  • Acomb Green: Conservation and repairs to the War Memorial
  • Monk Bar: Reinstatement of portcullis to working order
  • Monk Bar: Conservation of Ice House
  • Museum Street Water Fountain:
  • Scarcroft School: Reinstatement of timber finial posts to bell tower

More details can be found here http://yorkcivictrust.co.uk/home/city-enhancement-2/peoples-choice-award/

The vote closes at 5:00pm, 25th June 2018

We think that the City Enhancement Programme is one of the best initiatives that has taken place in the City in recent years.  However the organisers perhaps need to reflect on the need to make decisions in a timely way and to encourage participation from all parts of the City.

53% of road drains found to be blocked in York Council survey

£5 million cost to upgrade whole system

Considerable concern was expressed in 2015 when it was discovered that large areas of highway were flooding during wet weather. Many residents complained that the reduced  gulley cleaning service – introduced by the last Labour led Council – was inadequate. The City has over 42,000 gulleys.

In 2016 and 2017 there were major surface water problems in several parts of York.

The led the new Councillor – Andrew Waller – responsible for surface water drainage systems to institute a review of standards.

The initial findings of the comprehensive survey into the effectiveness of drainage systems will now be presented to a meeting next week

The report says,

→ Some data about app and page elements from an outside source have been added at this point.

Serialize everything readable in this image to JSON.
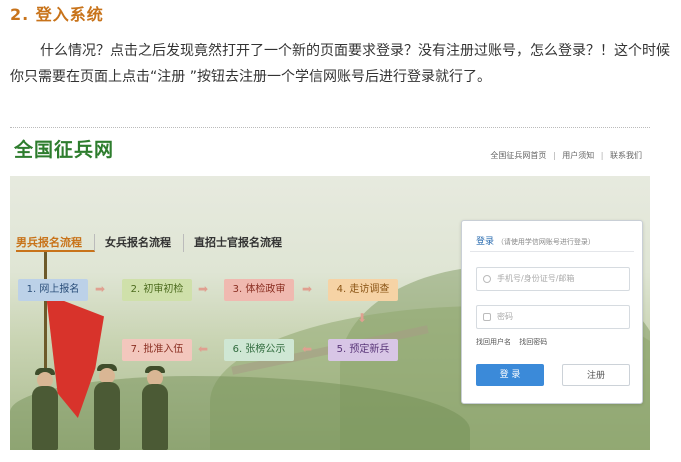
{
  "article": {
    "heading": "2.  登入系统",
    "paragraph": "什么情况？点击之后发现竟然打开了一个新的页面要求登录？没有注册过账号，怎么登录？！这个时候你只需要在页面上点击“注册 ”按钮去注册一个学信网账号后进行登录就行了。"
  },
  "site": {
    "logo": "全国征兵网",
    "toplinks": [
      "全国征兵网首页",
      "用户须知",
      "联系我们"
    ],
    "separator": "|",
    "tabs": [
      "男兵报名流程",
      "女兵报名流程",
      "直招士官报名流程"
    ],
    "steps": [
      "1. 网上报名",
      "2. 初审初检",
      "3. 体检政审",
      "4. 走访调查",
      "5. 预定新兵",
      "6. 张榜公示",
      "7. 批准入伍"
    ],
    "arrow_right": "➡",
    "arrow_left": "⬅",
    "arrow_down": "⬇",
    "login": {
      "title": "登录",
      "subtitle": "（请使用学信网账号进行登录）",
      "username_placeholder": "手机号/身份证号/邮箱",
      "password_placeholder": "密码",
      "forgot_username": "找回用户名",
      "forgot_password": "找回密码",
      "login_button": "登 录",
      "register_button": "注册"
    }
  },
  "colors": {
    "heading": "#c8731a",
    "logo": "#2e7d2e",
    "login_button": "#3b8ad9"
  }
}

“To date more than 35,000 of the 43,690 known gullies have been logged, investigated and cleansed as part of the capital funded investigation process, a flood risk assessment process has been previously carried out to ensure key assets have been prioritised.

53% of all assets were found to be blocked but significant work has ensured the majority of the system investigated to date is operating effectively, however more than 900 assets will require wider engineering works to ensure they can operate effectively”.

With many gullies now cleared, the report goes on to say,

“Subsequent heavy rainfall events have given rise to reduced numbers of complaints and reports of localised flood incidences, this is a clear indication of the success of this process, however, significant rainfall such as experienced on the 23rd August this year can still overwhelm a well maintained and operable drainage system as their design capacity would be compromised”.

The findings of an investigation into surface water ponding on Acomb Green is included in the papers (see below)